Data records for software interfaces:
________________

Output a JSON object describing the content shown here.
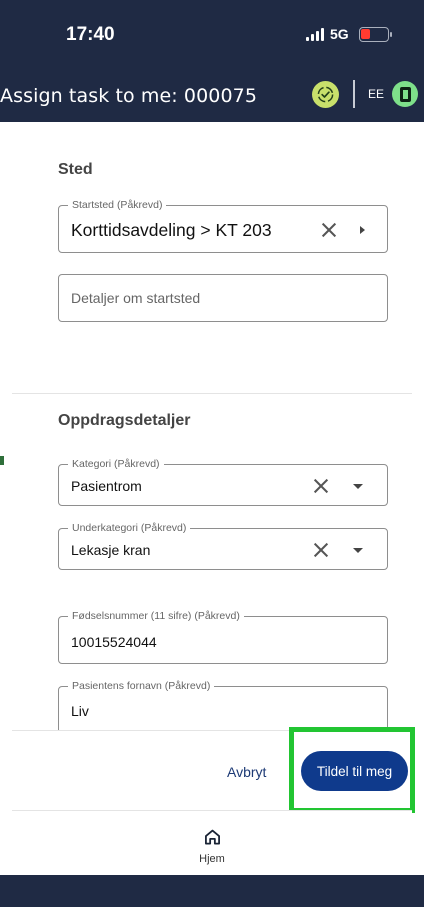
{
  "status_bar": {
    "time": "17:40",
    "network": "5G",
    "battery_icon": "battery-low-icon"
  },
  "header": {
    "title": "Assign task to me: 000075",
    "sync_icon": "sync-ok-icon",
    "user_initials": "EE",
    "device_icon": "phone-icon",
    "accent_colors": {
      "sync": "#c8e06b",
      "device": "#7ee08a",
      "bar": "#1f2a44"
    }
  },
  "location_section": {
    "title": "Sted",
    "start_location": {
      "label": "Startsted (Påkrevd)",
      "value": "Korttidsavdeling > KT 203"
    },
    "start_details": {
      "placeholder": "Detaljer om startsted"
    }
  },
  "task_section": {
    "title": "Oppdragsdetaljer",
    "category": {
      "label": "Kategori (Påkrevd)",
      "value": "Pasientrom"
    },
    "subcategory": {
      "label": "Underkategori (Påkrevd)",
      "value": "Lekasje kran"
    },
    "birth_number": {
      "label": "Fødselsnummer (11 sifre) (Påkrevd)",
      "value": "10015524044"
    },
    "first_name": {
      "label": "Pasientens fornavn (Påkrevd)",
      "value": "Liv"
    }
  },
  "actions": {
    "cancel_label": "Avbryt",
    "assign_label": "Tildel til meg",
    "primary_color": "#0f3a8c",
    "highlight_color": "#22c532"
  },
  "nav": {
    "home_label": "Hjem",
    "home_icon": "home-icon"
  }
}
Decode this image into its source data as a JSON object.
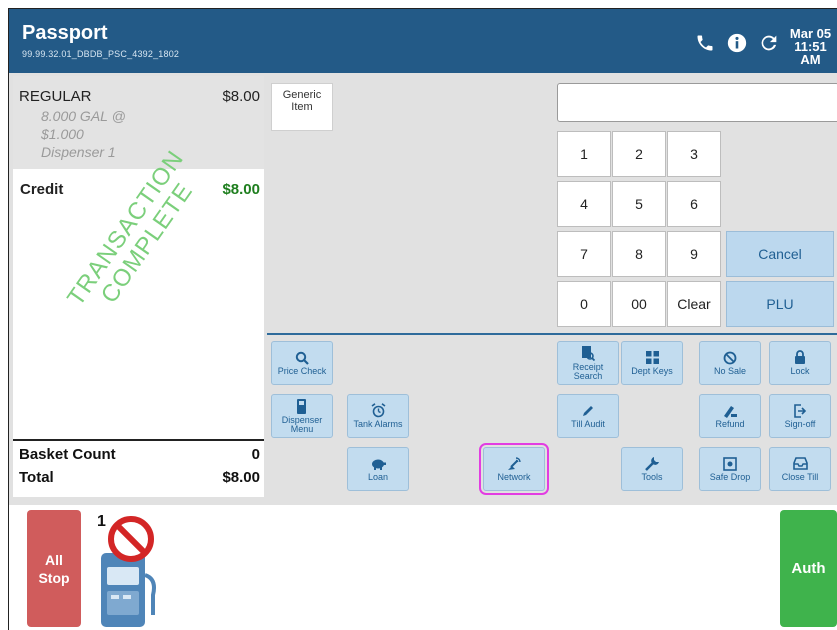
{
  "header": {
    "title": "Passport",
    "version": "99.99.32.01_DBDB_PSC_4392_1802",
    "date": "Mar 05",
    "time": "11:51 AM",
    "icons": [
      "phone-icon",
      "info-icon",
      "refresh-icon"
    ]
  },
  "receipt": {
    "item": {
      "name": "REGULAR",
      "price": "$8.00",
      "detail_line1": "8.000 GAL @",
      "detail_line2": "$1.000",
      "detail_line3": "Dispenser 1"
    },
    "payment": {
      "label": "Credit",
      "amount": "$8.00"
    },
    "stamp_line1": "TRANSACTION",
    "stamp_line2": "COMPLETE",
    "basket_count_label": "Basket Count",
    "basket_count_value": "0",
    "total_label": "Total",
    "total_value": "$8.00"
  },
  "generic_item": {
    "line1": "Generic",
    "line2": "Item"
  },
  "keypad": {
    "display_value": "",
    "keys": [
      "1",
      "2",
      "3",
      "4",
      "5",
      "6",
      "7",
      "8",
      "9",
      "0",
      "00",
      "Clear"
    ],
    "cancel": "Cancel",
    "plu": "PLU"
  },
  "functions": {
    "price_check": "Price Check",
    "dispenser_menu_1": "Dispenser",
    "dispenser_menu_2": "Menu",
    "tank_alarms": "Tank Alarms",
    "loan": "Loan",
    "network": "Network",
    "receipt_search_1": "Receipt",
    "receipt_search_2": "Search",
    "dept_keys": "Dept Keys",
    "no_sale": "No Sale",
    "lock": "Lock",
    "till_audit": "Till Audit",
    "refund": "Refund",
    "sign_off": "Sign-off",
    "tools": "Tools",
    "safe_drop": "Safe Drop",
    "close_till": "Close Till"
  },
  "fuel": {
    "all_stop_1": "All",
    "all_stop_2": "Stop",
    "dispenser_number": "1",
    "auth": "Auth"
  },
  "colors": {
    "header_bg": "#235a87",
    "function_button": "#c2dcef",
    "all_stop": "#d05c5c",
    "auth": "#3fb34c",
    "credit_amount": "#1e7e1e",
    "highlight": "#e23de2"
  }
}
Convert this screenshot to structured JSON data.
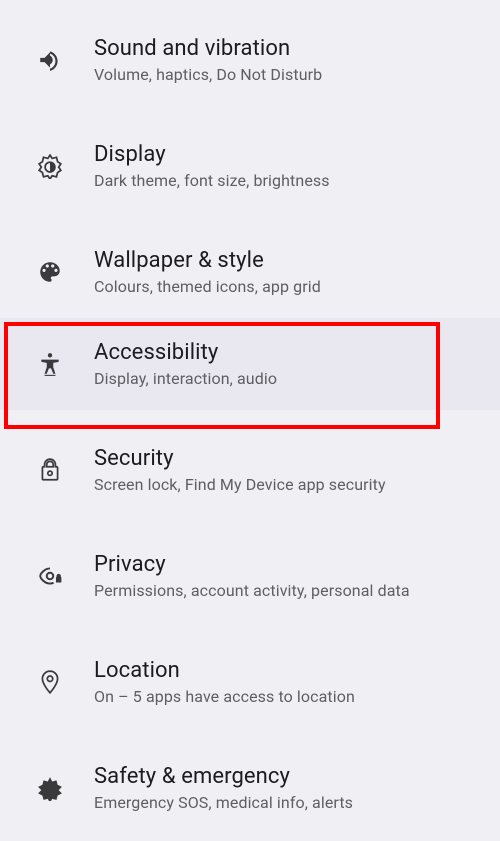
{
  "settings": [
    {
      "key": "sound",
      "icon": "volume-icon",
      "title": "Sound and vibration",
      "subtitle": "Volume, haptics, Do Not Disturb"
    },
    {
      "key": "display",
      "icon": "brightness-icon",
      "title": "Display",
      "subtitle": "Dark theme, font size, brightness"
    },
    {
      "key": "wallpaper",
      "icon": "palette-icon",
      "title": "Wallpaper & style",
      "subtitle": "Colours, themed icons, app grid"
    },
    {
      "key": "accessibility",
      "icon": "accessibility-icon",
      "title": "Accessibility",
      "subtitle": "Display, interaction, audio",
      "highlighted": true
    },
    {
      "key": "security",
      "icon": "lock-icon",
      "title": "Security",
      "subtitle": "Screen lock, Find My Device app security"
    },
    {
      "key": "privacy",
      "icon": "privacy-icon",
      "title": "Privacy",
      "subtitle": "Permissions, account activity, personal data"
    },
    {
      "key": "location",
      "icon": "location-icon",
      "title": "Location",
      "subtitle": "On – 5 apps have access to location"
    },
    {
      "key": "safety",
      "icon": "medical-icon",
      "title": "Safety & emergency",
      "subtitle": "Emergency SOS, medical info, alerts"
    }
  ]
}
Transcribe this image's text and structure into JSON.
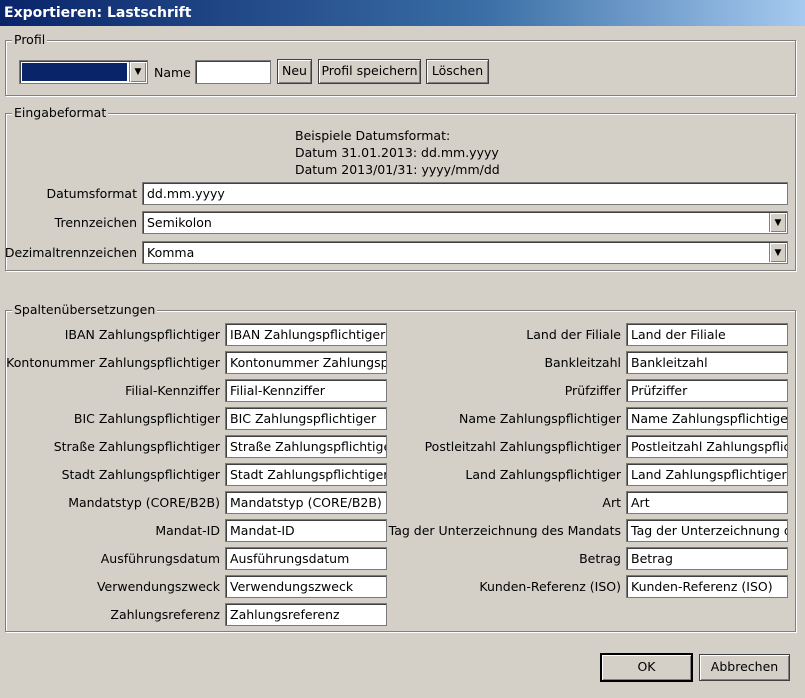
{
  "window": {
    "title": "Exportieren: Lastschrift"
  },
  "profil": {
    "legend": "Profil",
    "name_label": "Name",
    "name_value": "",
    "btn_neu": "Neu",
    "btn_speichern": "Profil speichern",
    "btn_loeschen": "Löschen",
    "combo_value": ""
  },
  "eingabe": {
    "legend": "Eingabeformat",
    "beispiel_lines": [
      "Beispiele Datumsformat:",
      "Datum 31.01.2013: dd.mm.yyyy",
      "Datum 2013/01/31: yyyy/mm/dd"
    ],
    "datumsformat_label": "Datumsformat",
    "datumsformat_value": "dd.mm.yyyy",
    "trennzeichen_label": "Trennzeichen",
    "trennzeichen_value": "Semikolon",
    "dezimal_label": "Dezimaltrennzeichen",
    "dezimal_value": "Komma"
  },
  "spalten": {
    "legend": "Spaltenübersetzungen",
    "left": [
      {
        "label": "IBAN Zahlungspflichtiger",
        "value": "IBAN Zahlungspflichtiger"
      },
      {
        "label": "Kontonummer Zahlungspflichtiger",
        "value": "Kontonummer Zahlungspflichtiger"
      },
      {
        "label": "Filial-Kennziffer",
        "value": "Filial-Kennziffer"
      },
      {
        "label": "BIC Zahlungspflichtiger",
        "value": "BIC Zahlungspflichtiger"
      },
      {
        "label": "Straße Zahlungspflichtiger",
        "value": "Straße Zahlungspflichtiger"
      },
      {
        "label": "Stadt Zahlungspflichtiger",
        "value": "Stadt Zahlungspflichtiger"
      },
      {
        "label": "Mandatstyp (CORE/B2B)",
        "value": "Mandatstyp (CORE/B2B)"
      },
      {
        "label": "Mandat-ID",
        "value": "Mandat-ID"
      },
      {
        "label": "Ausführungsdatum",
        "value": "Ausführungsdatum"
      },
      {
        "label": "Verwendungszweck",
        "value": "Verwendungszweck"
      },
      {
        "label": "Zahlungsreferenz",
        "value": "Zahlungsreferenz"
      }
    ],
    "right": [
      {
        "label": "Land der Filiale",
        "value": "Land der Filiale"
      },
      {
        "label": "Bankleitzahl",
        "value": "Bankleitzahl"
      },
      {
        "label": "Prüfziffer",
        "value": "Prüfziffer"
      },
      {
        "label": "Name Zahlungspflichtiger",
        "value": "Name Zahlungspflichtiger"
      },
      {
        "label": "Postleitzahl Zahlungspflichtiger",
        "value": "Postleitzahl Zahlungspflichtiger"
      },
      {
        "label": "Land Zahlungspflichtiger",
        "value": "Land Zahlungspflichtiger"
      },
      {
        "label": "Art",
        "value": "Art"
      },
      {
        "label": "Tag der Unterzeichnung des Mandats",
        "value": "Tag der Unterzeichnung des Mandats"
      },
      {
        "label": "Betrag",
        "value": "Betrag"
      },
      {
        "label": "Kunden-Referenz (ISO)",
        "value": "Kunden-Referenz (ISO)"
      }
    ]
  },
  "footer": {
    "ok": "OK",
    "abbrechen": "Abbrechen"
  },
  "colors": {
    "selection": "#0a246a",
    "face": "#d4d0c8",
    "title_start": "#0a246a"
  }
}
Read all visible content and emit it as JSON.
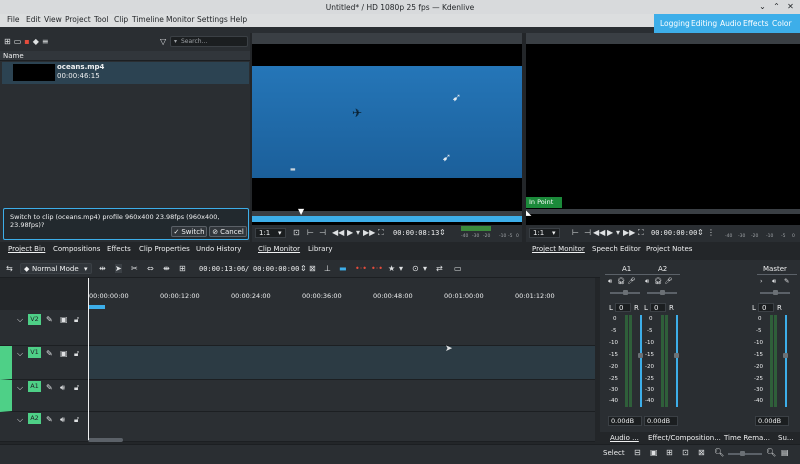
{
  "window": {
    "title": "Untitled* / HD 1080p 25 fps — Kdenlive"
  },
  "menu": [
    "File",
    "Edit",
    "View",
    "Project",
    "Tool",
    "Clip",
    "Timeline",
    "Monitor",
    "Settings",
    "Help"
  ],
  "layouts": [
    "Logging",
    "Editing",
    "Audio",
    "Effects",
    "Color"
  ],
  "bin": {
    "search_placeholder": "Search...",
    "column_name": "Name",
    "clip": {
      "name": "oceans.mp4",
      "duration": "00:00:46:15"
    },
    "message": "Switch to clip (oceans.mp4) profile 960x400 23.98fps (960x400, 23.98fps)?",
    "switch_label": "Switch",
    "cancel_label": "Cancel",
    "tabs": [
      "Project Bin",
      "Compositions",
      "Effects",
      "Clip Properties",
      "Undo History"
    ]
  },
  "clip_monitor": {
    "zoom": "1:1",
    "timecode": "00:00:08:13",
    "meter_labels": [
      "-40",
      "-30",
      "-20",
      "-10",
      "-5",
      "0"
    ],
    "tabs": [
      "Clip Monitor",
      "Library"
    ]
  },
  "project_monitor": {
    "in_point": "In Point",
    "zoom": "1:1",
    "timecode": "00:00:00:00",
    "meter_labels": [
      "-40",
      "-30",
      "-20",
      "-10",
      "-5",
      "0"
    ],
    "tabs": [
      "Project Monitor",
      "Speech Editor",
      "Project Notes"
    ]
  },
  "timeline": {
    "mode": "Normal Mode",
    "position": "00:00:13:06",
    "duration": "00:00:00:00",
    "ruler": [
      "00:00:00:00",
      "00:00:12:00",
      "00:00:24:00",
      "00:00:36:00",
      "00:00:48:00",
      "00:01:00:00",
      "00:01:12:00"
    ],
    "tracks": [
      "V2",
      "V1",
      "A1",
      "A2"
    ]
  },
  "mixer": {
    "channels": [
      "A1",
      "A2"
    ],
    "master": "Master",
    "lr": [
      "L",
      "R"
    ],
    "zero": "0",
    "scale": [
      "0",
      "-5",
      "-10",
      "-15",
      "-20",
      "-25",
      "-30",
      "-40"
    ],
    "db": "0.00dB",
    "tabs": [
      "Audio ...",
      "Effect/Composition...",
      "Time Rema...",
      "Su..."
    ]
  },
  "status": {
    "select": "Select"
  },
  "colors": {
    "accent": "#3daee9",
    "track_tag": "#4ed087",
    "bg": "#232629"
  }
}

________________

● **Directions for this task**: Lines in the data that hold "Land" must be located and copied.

● **Solution to the problem**:
        "label": "Land der Filiale",
        "value": "Land der Filiale"
        "label": "Land Zahlungspflichtiger",
        "value": "Land Zahlungspflichtiger"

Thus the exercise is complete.